• **REQUIRED ACTION**
Down to the last line, repeat the records exactly.
Start of GIVEN ENTRIES
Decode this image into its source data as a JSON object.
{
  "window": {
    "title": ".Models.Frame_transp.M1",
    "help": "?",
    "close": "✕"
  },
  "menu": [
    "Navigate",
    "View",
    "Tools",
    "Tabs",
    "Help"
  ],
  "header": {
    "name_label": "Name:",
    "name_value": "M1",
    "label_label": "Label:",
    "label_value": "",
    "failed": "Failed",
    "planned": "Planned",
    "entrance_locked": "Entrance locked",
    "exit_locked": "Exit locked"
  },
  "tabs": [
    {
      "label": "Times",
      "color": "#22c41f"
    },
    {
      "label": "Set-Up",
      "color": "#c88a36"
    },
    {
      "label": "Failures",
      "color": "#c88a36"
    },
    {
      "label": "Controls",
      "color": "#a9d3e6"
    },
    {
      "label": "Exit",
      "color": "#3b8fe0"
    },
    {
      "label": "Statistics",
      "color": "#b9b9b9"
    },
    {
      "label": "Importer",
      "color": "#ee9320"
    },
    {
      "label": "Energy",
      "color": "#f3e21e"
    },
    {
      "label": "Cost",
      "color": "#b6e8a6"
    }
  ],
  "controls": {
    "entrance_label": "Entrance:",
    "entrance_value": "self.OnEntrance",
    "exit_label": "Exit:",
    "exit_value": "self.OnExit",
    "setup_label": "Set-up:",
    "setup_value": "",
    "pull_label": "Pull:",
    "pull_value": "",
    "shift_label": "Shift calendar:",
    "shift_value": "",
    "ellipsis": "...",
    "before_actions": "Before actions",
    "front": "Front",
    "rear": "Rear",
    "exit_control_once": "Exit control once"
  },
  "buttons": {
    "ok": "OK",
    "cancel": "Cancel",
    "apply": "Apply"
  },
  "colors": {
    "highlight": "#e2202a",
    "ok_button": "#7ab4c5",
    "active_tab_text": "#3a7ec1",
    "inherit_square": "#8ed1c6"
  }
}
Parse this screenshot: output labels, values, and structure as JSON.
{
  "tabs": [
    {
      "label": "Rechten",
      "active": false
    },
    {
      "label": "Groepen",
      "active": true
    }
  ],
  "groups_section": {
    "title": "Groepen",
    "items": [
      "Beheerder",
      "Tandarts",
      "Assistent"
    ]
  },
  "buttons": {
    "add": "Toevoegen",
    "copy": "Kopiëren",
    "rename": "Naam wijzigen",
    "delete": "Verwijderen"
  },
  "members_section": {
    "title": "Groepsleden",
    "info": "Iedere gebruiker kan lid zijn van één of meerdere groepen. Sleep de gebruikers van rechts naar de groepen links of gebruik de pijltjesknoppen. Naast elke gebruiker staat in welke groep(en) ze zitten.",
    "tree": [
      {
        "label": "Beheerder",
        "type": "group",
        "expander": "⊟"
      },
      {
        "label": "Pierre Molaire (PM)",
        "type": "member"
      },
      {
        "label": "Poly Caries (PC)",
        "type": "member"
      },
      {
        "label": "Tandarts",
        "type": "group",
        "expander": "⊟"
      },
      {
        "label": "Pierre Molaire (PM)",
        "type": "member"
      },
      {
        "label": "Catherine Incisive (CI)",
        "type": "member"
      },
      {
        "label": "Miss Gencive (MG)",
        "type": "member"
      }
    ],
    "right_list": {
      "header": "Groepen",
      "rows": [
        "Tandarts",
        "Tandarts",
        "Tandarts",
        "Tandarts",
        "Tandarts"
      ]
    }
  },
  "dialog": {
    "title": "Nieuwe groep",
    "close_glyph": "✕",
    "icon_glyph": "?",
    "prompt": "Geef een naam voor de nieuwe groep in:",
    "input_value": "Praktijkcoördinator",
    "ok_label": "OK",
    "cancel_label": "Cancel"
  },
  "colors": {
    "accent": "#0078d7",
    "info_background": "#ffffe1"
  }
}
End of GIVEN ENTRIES
• **COMPLETED TASK**
Decode this image into its source data as a JSON object.
{
  "window": {
    "title": ".Models.Frame_transp.M1",
    "help": "?",
    "close": "✕"
  },
  "menu": [
    "Navigate",
    "View",
    "Tools",
    "Tabs",
    "Help"
  ],
  "header": {
    "name_label": "Name:",
    "name_value": "M1",
    "label_label": "Label:",
    "label_value": "",
    "failed": "Failed",
    "planned": "Planned",
    "entrance_locked": "Entrance locked",
    "exit_locked": "Exit locked"
  },
  "tabs": [
    {
      "label": "Times",
      "color": "#22c41f"
    },
    {
      "label": "Set-Up",
      "color": "#c88a36"
    },
    {
      "label": "Failures",
      "color": "#c88a36"
    },
    {
      "label": "Controls",
      "color": "#a9d3e6"
    },
    {
      "label": "Exit",
      "color": "#3b8fe0"
    },
    {
      "label": "Statistics",
      "color": "#b9b9b9"
    },
    {
      "label": "Importer",
      "color": "#ee9320"
    },
    {
      "label": "Energy",
      "color": "#f3e21e"
    },
    {
      "label": "Cost",
      "color": "#b6e8a6"
    }
  ],
  "controls": {
    "entrance_label": "Entrance:",
    "entrance_value": "self.OnEntrance",
    "exit_label": "Exit:",
    "exit_value": "self.OnExit",
    "setup_label": "Set-up:",
    "setup_value": "",
    "pull_label": "Pull:",
    "pull_value": "",
    "shift_label": "Shift calendar:",
    "shift_value": "",
    "ellipsis": "...",
    "before_actions": "Before actions",
    "front": "Front",
    "rear": "Rear",
    "exit_control_once": "Exit control once"
  },
  "buttons": {
    "ok": "OK",
    "cancel": "Cancel",
    "apply": "Apply"
  },
  "colors": {
    "highlight": "#e2202a",
    "ok_button": "#7ab4c5",
    "active_tab_text": "#3a7ec1",
    "inherit_square": "#8ed1c6"
  }
}
Parse this screenshot: output labels, values, and structure as JSON.
{
  "tabs": [
    {
      "label": "Rechten",
      "active": false
    },
    {
      "label": "Groepen",
      "active": true
    }
  ],
  "groups_section": {
    "title": "Groepen",
    "items": [
      "Beheerder",
      "Tandarts",
      "Assistent"
    ]
  },
  "buttons": {
    "add": "Toevoegen",
    "copy": "Kopiëren",
    "rename": "Naam wijzigen",
    "delete": "Verwijderen"
  },
  "members_section": {
    "title": "Groepsleden",
    "info": "Iedere gebruiker kan lid zijn van één of meerdere groepen. Sleep de gebruikers van rechts naar de groepen links of gebruik de pijltjesknoppen. Naast elke gebruiker staat in welke groep(en) ze zitten.",
    "tree": [
      {
        "label": "Beheerder",
        "type": "group",
        "expander": "⊟"
      },
      {
        "label": "Pierre Molaire (PM)",
        "type": "member"
      },
      {
        "label": "Poly Caries (PC)",
        "type": "member"
      },
      {
        "label": "Tandarts",
        "type": "group",
        "expander": "⊟"
      },
      {
        "label": "Pierre Molaire (PM)",
        "type": "member"
      },
      {
        "label": "Catherine Incisive (CI)",
        "type": "member"
      },
      {
        "label": "Miss Gencive (MG)",
        "type": "member"
      }
    ],
    "right_list": {
      "header": "Groepen",
      "rows": [
        "Tandarts",
        "Tandarts",
        "Tandarts",
        "Tandarts",
        "Tandarts"
      ]
    }
  },
  "dialog": {
    "title": "Nieuwe groep",
    "close_glyph": "✕",
    "icon_glyph": "?",
    "prompt": "Geef een naam voor de nieuwe groep in:",
    "input_value": "Praktijkcoördinator",
    "ok_label": "OK",
    "cancel_label": "Cancel"
  },
  "colors": {
    "accent": "#0078d7",
    "info_background": "#ffffe1"
  }
}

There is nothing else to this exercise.